I just watched “The Dressmaker” on Netflix. This black comedy, starring Kate Winslet, just oozes with Haute Couture confections. The heroine “Tilly” (Winslet) returns to her baked dry, detestable Australian outback town in 1951 to wreck revenge on the vicious townsfolk for ostracizing her and her mother. She comes armed with her sewing machine and her fabulous haute couture style.
The film had two costume designers, Margot Wilson (won AACTA Award for Best Costume Design), who worked exclusively on Winslet, and Marion Boyce, who costumed the rest of the cast. Here, “Tilly” looks so cool and put together while she smacks golf balls into the town. The detail on her hip for holding golf tees almost looks like something for holding bullets.

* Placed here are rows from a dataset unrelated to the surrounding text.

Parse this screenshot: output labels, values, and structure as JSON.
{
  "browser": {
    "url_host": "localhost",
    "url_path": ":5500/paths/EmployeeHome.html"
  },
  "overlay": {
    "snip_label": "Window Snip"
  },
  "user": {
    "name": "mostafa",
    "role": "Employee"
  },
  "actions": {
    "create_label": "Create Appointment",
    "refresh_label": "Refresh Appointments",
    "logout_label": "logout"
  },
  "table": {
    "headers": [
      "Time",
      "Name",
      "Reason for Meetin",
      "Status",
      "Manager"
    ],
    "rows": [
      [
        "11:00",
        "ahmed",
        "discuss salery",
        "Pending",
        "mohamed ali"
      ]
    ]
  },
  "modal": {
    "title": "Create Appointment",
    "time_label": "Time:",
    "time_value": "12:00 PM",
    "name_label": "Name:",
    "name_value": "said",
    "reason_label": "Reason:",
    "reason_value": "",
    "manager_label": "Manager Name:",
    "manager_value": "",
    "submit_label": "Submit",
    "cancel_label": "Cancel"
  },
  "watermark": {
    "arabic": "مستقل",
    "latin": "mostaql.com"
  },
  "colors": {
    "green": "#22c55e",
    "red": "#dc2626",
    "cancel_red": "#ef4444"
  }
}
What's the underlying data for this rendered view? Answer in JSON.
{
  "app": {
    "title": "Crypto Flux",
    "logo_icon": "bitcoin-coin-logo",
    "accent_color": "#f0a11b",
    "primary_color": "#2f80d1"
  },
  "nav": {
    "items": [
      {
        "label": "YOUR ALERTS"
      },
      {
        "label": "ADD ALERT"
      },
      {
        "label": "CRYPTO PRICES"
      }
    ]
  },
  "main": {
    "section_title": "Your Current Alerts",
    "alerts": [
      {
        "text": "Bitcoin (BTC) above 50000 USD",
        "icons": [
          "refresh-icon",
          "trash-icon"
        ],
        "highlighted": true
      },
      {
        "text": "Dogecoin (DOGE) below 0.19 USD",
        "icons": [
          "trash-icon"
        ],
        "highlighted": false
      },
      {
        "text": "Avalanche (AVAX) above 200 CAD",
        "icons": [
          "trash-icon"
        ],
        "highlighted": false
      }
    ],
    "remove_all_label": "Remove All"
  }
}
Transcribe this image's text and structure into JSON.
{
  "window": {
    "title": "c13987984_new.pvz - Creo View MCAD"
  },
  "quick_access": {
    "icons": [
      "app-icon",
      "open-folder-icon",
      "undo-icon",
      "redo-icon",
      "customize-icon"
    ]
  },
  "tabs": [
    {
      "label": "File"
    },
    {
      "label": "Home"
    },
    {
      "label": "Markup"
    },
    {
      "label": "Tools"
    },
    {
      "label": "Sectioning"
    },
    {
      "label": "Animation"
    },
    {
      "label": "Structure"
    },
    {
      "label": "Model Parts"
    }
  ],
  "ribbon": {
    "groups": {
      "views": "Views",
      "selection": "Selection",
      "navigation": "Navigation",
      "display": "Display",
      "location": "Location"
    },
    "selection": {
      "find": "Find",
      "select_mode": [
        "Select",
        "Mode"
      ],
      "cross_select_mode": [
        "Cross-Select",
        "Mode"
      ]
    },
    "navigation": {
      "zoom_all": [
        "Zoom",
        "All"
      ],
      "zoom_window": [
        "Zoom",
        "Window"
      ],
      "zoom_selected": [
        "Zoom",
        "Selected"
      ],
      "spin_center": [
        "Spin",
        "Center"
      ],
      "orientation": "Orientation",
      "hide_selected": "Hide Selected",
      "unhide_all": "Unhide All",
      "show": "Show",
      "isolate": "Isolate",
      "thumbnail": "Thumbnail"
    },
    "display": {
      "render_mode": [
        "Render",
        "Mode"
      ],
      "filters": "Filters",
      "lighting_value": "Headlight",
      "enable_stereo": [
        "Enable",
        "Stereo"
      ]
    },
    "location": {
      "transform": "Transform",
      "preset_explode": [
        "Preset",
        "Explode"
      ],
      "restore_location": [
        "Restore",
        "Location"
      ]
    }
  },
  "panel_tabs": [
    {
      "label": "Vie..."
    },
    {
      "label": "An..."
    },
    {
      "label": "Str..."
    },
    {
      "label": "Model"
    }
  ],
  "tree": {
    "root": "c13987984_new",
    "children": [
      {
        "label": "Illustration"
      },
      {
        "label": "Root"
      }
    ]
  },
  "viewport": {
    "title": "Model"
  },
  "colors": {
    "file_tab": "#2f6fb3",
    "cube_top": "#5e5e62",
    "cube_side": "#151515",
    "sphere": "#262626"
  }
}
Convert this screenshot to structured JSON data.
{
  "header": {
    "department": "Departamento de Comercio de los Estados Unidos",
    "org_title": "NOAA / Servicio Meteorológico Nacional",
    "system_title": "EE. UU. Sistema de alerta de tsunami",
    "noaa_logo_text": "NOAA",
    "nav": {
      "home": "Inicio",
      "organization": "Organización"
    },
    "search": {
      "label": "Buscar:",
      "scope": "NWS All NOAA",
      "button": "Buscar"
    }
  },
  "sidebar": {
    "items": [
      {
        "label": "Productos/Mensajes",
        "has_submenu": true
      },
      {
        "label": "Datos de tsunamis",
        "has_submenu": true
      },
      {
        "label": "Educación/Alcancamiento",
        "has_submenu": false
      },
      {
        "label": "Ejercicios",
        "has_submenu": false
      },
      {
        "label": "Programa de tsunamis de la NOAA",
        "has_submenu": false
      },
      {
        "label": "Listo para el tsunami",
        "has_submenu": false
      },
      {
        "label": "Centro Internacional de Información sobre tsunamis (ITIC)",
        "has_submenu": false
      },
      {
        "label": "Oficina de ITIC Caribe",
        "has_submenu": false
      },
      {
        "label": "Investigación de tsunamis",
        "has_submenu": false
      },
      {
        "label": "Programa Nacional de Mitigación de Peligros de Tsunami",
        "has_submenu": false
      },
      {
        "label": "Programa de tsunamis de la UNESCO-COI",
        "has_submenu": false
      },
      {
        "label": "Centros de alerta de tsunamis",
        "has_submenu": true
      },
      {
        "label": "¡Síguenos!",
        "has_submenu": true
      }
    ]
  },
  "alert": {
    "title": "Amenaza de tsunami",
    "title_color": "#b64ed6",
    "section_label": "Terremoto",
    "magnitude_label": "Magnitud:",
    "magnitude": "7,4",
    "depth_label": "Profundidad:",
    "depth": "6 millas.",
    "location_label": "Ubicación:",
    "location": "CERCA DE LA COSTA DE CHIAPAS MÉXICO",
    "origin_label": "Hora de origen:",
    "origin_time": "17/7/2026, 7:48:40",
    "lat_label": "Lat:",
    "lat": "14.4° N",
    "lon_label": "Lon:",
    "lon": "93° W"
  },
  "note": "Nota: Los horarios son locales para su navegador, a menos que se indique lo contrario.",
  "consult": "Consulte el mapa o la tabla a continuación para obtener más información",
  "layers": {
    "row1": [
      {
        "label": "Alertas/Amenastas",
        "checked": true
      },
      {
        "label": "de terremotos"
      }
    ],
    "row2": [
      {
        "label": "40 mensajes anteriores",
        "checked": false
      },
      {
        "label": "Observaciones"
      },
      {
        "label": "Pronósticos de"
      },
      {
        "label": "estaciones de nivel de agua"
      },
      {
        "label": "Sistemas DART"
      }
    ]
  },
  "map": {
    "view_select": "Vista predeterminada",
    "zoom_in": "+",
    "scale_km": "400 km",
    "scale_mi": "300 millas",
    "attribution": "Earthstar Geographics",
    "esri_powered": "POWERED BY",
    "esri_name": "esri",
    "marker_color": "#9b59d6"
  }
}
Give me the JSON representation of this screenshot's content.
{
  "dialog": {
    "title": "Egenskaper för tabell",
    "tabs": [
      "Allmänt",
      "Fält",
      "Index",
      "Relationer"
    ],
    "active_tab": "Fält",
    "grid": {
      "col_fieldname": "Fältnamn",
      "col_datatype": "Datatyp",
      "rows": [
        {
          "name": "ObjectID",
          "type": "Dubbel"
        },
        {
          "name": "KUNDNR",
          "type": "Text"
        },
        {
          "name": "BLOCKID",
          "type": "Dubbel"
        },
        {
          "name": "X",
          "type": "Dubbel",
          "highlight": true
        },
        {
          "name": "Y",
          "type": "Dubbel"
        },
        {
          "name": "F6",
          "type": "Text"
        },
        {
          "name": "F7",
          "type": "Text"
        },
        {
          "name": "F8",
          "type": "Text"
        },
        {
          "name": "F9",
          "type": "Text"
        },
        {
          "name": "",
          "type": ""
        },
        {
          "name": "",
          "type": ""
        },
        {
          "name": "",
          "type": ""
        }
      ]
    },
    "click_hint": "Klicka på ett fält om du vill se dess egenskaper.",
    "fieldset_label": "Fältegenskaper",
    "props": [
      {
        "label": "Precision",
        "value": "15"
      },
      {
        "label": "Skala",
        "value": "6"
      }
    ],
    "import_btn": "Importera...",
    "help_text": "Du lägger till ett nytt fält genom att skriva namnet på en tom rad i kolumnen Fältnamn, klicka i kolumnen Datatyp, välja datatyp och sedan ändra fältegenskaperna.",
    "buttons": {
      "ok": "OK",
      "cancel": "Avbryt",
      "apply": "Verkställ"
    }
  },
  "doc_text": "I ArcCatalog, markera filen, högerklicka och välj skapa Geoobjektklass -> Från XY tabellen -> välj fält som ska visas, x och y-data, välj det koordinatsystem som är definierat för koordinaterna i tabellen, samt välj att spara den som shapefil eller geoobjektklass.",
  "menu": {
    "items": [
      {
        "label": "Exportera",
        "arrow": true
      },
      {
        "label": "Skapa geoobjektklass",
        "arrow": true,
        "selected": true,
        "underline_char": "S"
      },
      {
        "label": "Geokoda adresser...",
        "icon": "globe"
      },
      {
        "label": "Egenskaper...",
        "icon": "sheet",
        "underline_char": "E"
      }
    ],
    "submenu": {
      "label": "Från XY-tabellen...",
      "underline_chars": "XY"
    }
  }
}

Here’s Tilly in a rich, scarlet moire silk dress she wears to distract the boys during a rugby match. Costume designer Wilson said she had this fabric in her stash that she bought 25 years ago in Milan. Hey, I knew there had to be a good reason why so many of us sewists have our fabric stashes. We will use that gorgeous fabric someday!
I think this is my new favorite red vixen dress. Previously it was one of the “Joan” dresses on Mad Men.
This mustard colored bodice has really nice design lines/seam details. Here’s “Tilly” getting closer to handsome “Teddy” (Liam Hemsworth).
In the story, Tilly’s magic at the sewing machine reveals her incredible creativity and the power of costumes to change someone. The biggest transformation she does in the film is for “Gertrude”, the shopkeeper’s frumpy daughter, and turns her into a glam doll so she can catch a husband.
And so “Gertrude” becomes “Trudy”.
The other malicious women in town also turn to “Tilly” to glam them up as well.
Tilly, about to set fire to her childhood home (behind her on the hill), is ready to leave this one-horse town in a richly tailored New Look-inspired mustard coat and feathered hat at the end of the movie.
And well, just because, here’s one last look at handsome “Teddy”, as he strips down to get his measurements taken by “Tilly” for a custom suit.